  • U.K. Prime Minister Theresa May invited 120 business leaders to a Brexit question and answer session next week to update them on her strategy for unblocking the stalled negotiations with the European Union. With time running out to secure a deal, business groups are desperate for certainty over the kind of trade terms the divorce will deliver. In particular, chief executive officers want reassurances that a 21-month transition period following Britain’s departure from the bloc in March will be secured.
  • Turkey wants Germany to help deliver a $20 billion boost in exports, with an envoy of Chancellor Angela Merkel serving as the conduit. A request to expand Turkey’s customs union with the European Union is on the table for talks with German Economy Minister Peter Altmaier, whose visit to Ankara on Thursday is the latest signal of detente between the two NATO allies. That’s after Merkel ended a diplomatic freeze with Turkish President Recep Tayyip Erdogan in September.
  • Anheuser-Busch InBev NV has cut its dividend. That will naturally have investors looking to drown their sorrows, but it was the right thing to do nonetheless. The world’s biggest brewer said on Thursday that it would re-base its payout to 1.80 euros per share, this year, a mighty cut from the 3.60 euros in 2017. It had little choice. Before the reduction, analysts at Bernstein had forecast that net debt at the end of this year would be 4.6 times Ebitda. That’s way above the three times at which investors start to get jittery. AB InBev’s own goal is to bring net debt down to about twice annual earnings.
  • Malaysia charged ex-premier Najib Razak and one of his former finance chiefs with six counts of criminal breach of trust, accusing them of misusing 6.6 billion ringgit ($1.6 billion) of public funds. The former leader and Mohd Irwan Serigar Abdullah, the Finance Ministry’s top bureaucrat until Najib’s government lost power in May, were jointly charged in a Kuala Lumpur court on Thursday. Both Najib and Irwan pleaded not guilty on all charges.
  • Merck & Co. is buying back $10 billion of its stock and raising its dividend after beating Wall Street’s third-quarter earnings forecast and raising its full-year guidance, a result that’s likely to add to investors’ bullish sentiments about the company.

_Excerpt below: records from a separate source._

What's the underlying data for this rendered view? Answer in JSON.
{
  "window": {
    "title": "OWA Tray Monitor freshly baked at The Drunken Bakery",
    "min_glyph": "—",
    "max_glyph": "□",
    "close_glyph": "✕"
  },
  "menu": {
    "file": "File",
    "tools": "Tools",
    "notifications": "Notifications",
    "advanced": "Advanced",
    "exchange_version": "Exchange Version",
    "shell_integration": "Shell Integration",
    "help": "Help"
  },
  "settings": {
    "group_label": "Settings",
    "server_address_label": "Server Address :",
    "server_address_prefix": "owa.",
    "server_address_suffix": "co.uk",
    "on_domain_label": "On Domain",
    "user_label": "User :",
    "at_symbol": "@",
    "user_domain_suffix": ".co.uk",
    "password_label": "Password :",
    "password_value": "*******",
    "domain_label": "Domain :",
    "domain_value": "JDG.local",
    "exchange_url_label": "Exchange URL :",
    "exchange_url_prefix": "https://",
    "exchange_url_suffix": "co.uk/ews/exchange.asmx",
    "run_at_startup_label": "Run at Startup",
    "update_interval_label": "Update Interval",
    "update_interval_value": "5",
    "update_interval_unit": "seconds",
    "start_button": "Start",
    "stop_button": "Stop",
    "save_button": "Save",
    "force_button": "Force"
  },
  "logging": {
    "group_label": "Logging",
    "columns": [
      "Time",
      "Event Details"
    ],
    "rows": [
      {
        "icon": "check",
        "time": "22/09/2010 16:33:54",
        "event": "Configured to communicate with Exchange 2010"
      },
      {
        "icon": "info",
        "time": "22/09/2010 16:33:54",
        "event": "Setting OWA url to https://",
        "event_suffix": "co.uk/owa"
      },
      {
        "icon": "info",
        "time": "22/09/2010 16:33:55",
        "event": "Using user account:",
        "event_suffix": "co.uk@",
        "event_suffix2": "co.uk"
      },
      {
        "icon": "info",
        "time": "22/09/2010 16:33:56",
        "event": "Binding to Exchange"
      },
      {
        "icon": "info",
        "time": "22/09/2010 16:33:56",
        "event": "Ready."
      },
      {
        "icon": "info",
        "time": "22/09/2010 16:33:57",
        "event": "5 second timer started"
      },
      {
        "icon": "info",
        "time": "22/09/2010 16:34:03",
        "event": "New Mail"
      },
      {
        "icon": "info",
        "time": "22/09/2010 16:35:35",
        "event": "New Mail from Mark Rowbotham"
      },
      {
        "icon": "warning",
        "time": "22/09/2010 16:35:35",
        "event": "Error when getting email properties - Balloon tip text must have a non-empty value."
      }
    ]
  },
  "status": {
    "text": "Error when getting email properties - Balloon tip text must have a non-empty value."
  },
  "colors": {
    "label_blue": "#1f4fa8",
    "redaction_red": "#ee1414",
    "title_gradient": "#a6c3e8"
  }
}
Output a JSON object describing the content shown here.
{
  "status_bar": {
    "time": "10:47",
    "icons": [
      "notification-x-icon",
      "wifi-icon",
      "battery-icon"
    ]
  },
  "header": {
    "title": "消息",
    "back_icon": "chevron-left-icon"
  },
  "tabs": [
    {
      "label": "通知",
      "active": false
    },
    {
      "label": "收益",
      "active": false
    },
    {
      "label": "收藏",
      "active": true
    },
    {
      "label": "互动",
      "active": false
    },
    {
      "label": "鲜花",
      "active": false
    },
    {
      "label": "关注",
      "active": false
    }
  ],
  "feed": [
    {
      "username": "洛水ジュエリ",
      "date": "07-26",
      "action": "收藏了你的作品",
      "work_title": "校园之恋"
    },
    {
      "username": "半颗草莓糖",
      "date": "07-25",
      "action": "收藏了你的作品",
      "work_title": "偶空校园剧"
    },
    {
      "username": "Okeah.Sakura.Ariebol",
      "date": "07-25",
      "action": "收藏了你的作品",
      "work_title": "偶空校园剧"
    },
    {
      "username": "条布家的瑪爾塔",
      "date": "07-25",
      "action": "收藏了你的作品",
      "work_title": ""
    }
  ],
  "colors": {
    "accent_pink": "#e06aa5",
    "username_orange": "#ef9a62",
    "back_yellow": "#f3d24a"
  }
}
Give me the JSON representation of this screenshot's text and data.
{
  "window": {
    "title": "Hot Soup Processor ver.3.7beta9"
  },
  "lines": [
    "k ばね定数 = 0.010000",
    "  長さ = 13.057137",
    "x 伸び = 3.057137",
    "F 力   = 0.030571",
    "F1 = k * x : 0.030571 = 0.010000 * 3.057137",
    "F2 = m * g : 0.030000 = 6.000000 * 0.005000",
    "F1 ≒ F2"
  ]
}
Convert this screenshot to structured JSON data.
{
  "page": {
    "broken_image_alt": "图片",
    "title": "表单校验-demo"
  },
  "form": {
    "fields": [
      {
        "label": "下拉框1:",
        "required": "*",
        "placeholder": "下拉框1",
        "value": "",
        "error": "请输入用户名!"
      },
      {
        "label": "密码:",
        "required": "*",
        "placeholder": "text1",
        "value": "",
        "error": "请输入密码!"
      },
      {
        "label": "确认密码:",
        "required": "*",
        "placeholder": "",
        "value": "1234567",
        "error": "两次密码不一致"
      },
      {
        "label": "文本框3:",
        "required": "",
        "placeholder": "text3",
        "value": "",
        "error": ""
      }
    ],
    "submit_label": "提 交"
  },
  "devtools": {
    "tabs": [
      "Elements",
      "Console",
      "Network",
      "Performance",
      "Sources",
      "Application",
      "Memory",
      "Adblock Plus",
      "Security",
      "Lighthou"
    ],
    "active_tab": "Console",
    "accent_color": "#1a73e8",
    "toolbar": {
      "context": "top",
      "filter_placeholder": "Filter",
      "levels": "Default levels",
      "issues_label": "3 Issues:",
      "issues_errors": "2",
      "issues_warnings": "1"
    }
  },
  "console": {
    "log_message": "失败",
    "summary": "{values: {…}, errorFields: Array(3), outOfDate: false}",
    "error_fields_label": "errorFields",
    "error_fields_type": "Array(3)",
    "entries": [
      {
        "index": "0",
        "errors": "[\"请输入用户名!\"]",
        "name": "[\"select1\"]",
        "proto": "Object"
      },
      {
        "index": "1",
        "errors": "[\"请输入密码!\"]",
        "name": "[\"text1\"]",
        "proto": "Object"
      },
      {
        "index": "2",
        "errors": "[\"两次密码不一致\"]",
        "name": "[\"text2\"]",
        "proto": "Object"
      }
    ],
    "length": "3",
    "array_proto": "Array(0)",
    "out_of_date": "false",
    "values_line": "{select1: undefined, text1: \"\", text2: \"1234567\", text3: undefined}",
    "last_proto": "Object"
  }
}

  • Comcast Corp.’s focus on improving its internet service paid dividends in the third quarter, with the largest U.S. cable provider posting a big increase in broadband subscribers. The company added 363,000 internet subscribers in the period, a 70 percent increase from a year earlier. Comcast has had only one previous quarter in the past six with larger broadband customer gains.
  • Billionaire investor Bill Ackman acquired a $696 million stake in Hilton Worldwide Holdings Inc., renewing his bet on the hotel operator following an exit last year after the stock soared to unprecedented levels. His Pershing Square Capital Management LP bought 10.9 million shares, or 3.7 percent of Hilton, according to a statement Thursday. The investment represents 13.9 percent of the net asset value of Pershing Square Holdings Ltd.
  • French shipping company CMA CGM offered to buy out shareholders of Ceva Logistics AG in a friendly deal, matching an offer from Denmark’s DSV A/S that was rejected by the Swiss firm. Ceva shares soared. CMA’s 30-franc-a-share proposal, made public Thursday, is 33 percent above Ceva’s closing price Wednesday and values the company at 1.65 billion Swiss francs ($1.65 billion). Ceva in turn said it would buy CMA’s freight-management business for a still-to-be-decided-upon price, in either cash or stock.


*All sources from Bloomberg unless otherwise specified